Our original family living room on Castle Heights Avenue saw a lot of living. My parents moved into this home, one of the first two on the block, in 1942. There was a bedroom, bathroom, short hall, unfinished upstairs, kitchen, breakfast nook, back porch, basement, dining room, and…ta da, the living room.
Later, my father turned the upstairs into two bedrooms, bath, and storage area. I suspect my presence in the single bedroom configuration had quickly become a nuisance after my father returned from the war.
Even with the first remodel, sleeping happened in the bedrooms, food was consumed in the breakfast nook or the dining room depending on the number of eaters, bathing was done in the bathroom, and living was done in the living room.
What a concept. Such accurate descriptions were long before Madison Avenue boomed with its glut of clever, catch misnomers.
Living occurred in the living room constantly during waking hours. I crawled there. I created havoc there. My father wrestled with me and tickled me on the coarse wool fiber of the patterned rug there.
Living Room Radio
The radio occupied a corner and my attention. I sat cross-legged or lay on my stomach propped on my elbows listening to “The Lone Ranger,” “Gangbusters,” “Tom Mix,” “Amos and Andy,” “Fibber McGee and Molly,” “The Great Gildersleeve,” “Fred Allen,” “Jack Benny,” and “Baby Snooks.”
The focus of living was toward the front. Before air conditioning, the arched doorway provided circulation through the screen door. Everyone entered there except my father when he returned from work, parked in the one-car detached garage, and walked through the back porch, through the kitchen into, you guessed it, the living room.
We played in the front yard. My mother and grandmother could keep an eye on us while living in the living room. We climbed the three peach trees on the south border of the lawn, laid blankets for playing under the tall Chinese maple on the lawn’s north side. We rode tricycles monotonously up and down the straight arrow sidewalk. Dressed in chaps, vest, and mini-version of a ten-gallon hat back, I pulled a small, wooden red wagon laden with a football, baseball, glove, and bat back and forth between the cinder driveway and those peach trees.
Dismantling of the living room began surreptitiously in 1954. The old radio was replaced by a 14-inch black and white RCA cathode ray tube with accoutrements, our first television.
“Milton Berle,” “Red Skeleton,” “Martha Raye,” “Dragnet,” became the night time focus in the living room while “Kate Smith” led the afternoon lineup, followed by “Howdy Doody,” and concluding with Van Dyke adorned “Ruffin Ready” who introduced the gamut of cowboy stars to young whippersnappers.
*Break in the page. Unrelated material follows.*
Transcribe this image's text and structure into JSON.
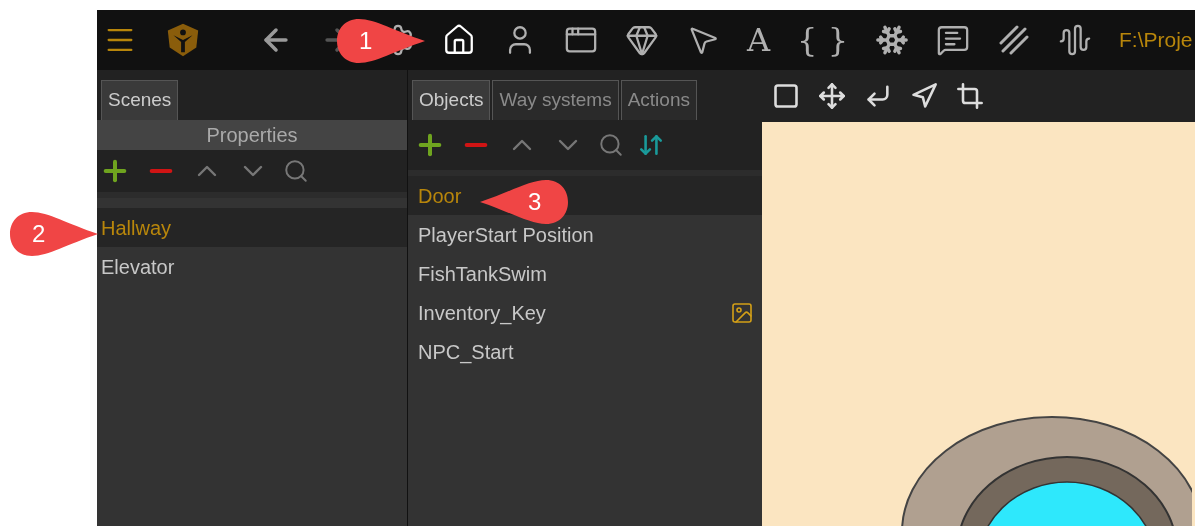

But television presaged the end of living in the living room. The growing family and financial stability led to expansion. The pine paneled den was added with an enlarged breakfast room in the back. The back porch was gobbled up. The down stairs bedroom became the guest room when the master bedroom was added above the new den.
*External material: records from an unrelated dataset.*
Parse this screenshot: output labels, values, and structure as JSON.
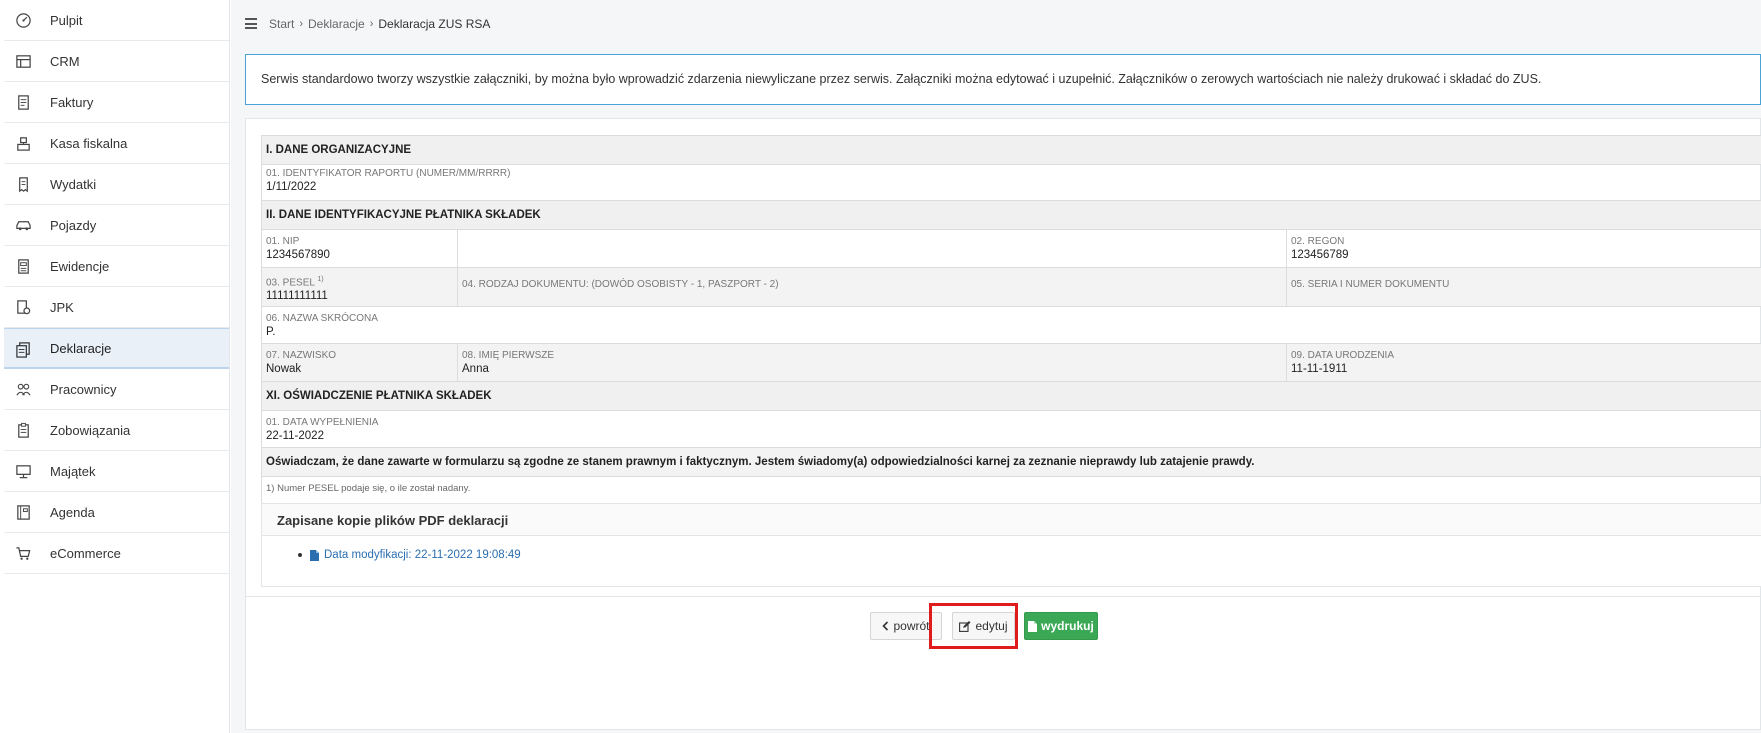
{
  "sidebar": {
    "items": [
      {
        "label": "Pulpit",
        "icon": "dashboard-icon"
      },
      {
        "label": "CRM",
        "icon": "crm-icon"
      },
      {
        "label": "Faktury",
        "icon": "invoice-icon"
      },
      {
        "label": "Kasa fiskalna",
        "icon": "cash-register-icon"
      },
      {
        "label": "Wydatki",
        "icon": "receipt-icon"
      },
      {
        "label": "Pojazdy",
        "icon": "car-icon"
      },
      {
        "label": "Ewidencje",
        "icon": "ledger-icon"
      },
      {
        "label": "JPK",
        "icon": "jpk-icon"
      },
      {
        "label": "Deklaracje",
        "icon": "declaration-icon",
        "active": true
      },
      {
        "label": "Pracownicy",
        "icon": "employees-icon"
      },
      {
        "label": "Zobowiązania",
        "icon": "liabilities-icon"
      },
      {
        "label": "Majątek",
        "icon": "assets-icon"
      },
      {
        "label": "Agenda",
        "icon": "agenda-icon"
      },
      {
        "label": "eCommerce",
        "icon": "cart-icon"
      }
    ]
  },
  "breadcrumb": {
    "start": "Start",
    "declarations": "Deklaracje",
    "current": "Deklaracja ZUS RSA"
  },
  "info": {
    "text": "Serwis standardowo tworzy wszystkie załączniki, by można było wprowadzić zdarzenia niewyliczane przez serwis. Załączniki można edytować i uzupełnić. Załączników o zerowych wartościach nie należy drukować i składać do ZUS."
  },
  "form": {
    "section1": "I. DANE ORGANIZACYJNE",
    "report_id_label": "01. IDENTYFIKATOR RAPORTU (NUMER/MM/RRRR)",
    "report_id_value": "1/11/2022",
    "section2": "II. DANE IDENTYFIKACYJNE PŁATNIKA SKŁADEK",
    "nip_label": "01. NIP",
    "nip_value": "1234567890",
    "regon_label": "02. REGON",
    "regon_value": "123456789",
    "pesel_label": "03. PESEL",
    "pesel_sup": "1)",
    "pesel_value": "11111111111",
    "doc_type_label": "04. RODZAJ DOKUMENTU: (DOWÓD OSOBISTY - 1, PASZPORT - 2)",
    "doc_series_label": "05. SERIA I NUMER DOKUMENTU",
    "short_name_label": "06. NAZWA SKRÓCONA",
    "short_name_value": "P.",
    "surname_label": "07. NAZWISKO",
    "surname_value": "Nowak",
    "firstname_label": "08. IMIĘ PIERWSZE",
    "firstname_value": "Anna",
    "birthdate_label": "09. DATA URODZENIA",
    "birthdate_value": "11-11-1911",
    "section11": "XI. OŚWIADCZENIE PŁATNIKA SKŁADEK",
    "fill_date_label": "01. DATA WYPEŁNIENIA",
    "fill_date_value": "22-11-2022",
    "declaration_text": "Oświadczam, że dane zawarte w formularzu są zgodne ze stanem prawnym i faktycznym. Jestem świadomy(a) odpowiedzialności karnej za zeznanie nieprawdy lub zatajenie prawdy.",
    "footnote": "1) Numer PESEL podaje się, o ile został nadany."
  },
  "pdf": {
    "title": "Zapisane kopie plików PDF deklaracji",
    "items": [
      {
        "label": "Data modyfikacji: 22-11-2022 19:08:49"
      }
    ]
  },
  "buttons": {
    "back": "powrót",
    "edit": "edytuj",
    "print": "wydrukuj"
  },
  "colors": {
    "accent": "#4aa3d4",
    "print_button": "#3aa855",
    "highlight": "#e01b1b",
    "link": "#2a6eb0"
  }
}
The television sat squarely in the middle of the den’s north wall. Living still occurred, but it was diluted with almost constant TV watching.
The living room was relegated to furniture, dust, passing through, a few formal gatherings, and Christmas.
Of course, we keep on living, but I sure miss living in the living room.